But over the course of the decade, there were also covers, of course, that were goddamn godawful. Eric Prydz hammered the nails in the coffin of mainstream rave by sucking the life out of Steve Winwood's ‘Valerie' and Pink Floyd's ‘Another Brick In The Wall'; Alien Ant Farm bent the sharp shapes of Michael Jackson's Smooth Criminal into irreverential nu-metal scrap; while Simon Cowell's X Factor machine trotted out 321 versions of Everly Brothers and Westlife ballads with additional key changes – or it did, at least, until 2008's incredible curveballs. I will still defend Leona Lewis' brilliant, doomy fresh take on Snow Patrol's ‘Run', and Alexandra Burke's bellow through Leonard Cohen's ‘Hallelujah' – the latter keeping the soul of the original song, and taking it into the lives of a new, curious audience. If a show is going to be watched by millions of people, why not dip their toes into something weird and interesting?

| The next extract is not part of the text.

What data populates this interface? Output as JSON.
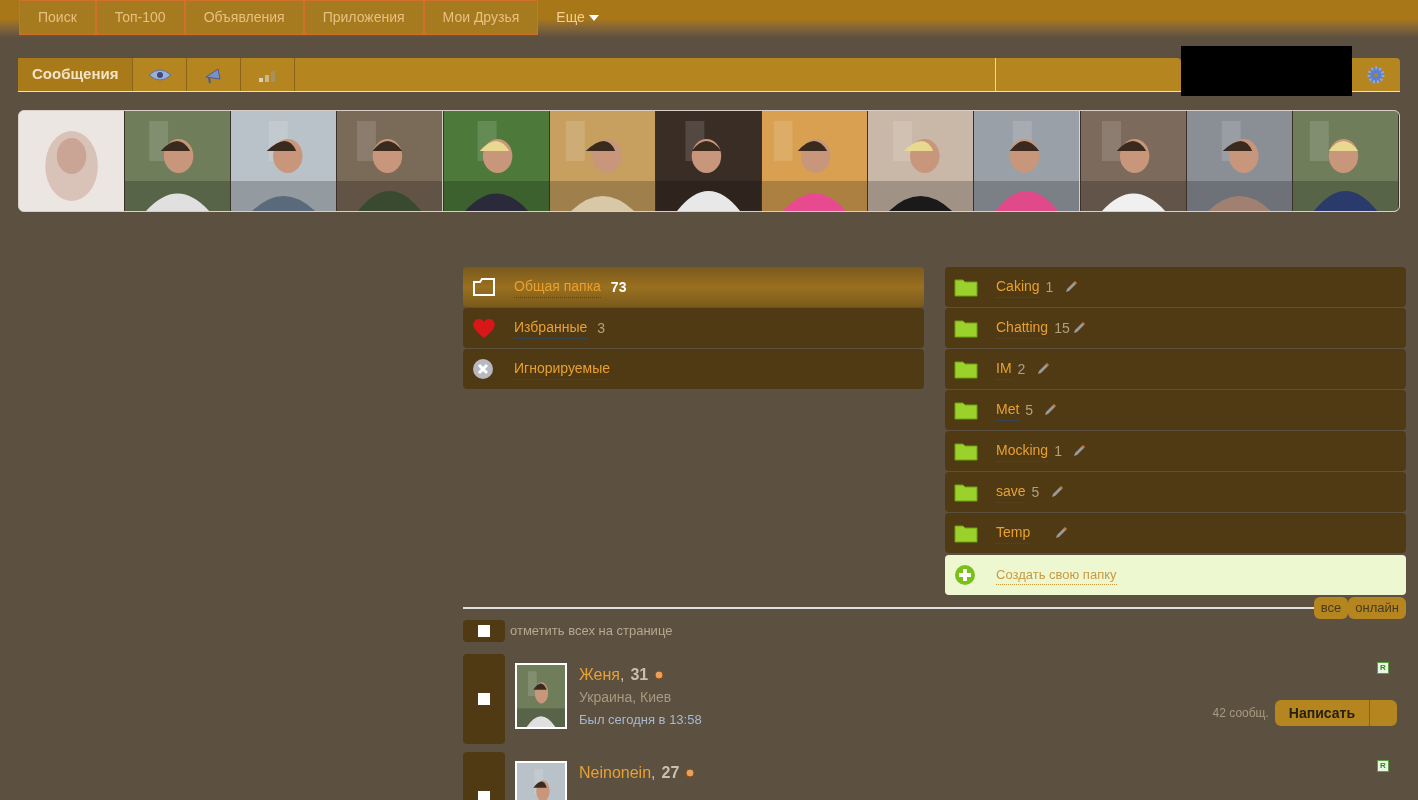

Many people would disagree with me of course – the buggers – but I still find it interesting that the Jeff Buckley fans shouted loudest last year, which in itself raised the sceptre of a curious new phenemonon. Last Christmas, when these Buckley bores downloaded enough copies of his ‘Hallelujah' to get him to no. 3 in the charts, they also complained about the sappy use of a gospel choir in the X-Factor version, forgetting Laughing Len's much-loved "choir of angels" on his pervy original. This reminded us that sometimes a cover version of a song itself can become the new, gold standard – a meta-cover, almost. Other examples of this bubbled around the decade, too. Listen to Marilyn Manson's take on ‘Tainted Love', for instance, and you'll hear him referencing the sounds of Soft Cell but not Gloria Jones; hear HIM's ‘Solitary Man', and it's all about Johnny Cash's version, rather than Neil Diamond's. Even stranger still, was the massive success of the Sugababes' 2002 chart-topper ‘Freak Like Me' – a cover of an illegal mash-up between Tubeway Army's ‘Are Friends Electric?' and Adina Howard's 1995 single. As it fizzed at the top of the charts very legally indeed, truly these were strange times.

But by following the inventive principles of the best cover versions, songs like ‘Freak Like Me' did great things for pop. They weren't 21st century versions of short attention span "classics" like Stars on 45, Jive Bunny's ‘Swing The Mood' and the Grease ‘Megamix', but genuinely creative works of art. Filesharing-inspired masterpieces like Dangermouse's The GreyAlbum broke down barriers between genres, while bootlegs like Freelance Hellraiser's ‘A Stroke Of Genius' worked in tandem with nascent MP3 shuffle culture to forge together different sounds. The Guardian's Dorian Lynskey elegantly explored the effects of this particular track in a recent article, and his conclusion said much about how these new forms changed attitudes ("'Do I like this'", he wrote, "superseded, 'Should I like this? as the music fan's automatic response to new music"). This was a paradigm shift, in effect, that caught on very quickly, making the Guilty Pleasures Brigade's blazers look suddenly tacky, and Jo Whiley's School Of Cool fail its BBC inspections. As this decade approaches its dramatic, final bars, it looks like the cover might have brought about something healthy, after all.

And as the new one begins, the cover version, like the folk song, will never really die. Pop covers will survive in particular because pop is about people and our collective memories, about the big emotions we share when a song starts to soar from the radio, and about the meaningful lyrics and choruses that speak to us directly. All that matters from now on is how the cover version is used, as a tool of comfort, or as an agent of action. It's up to us as listeners, and the artists we admire, to decide whether we want to swaddle these songs with the trite clothes of coolness and fashion, or allow them to breathe. Or rather, it's up to all of us whether we want to leave these songs in the past, or take them with us, keep them singing.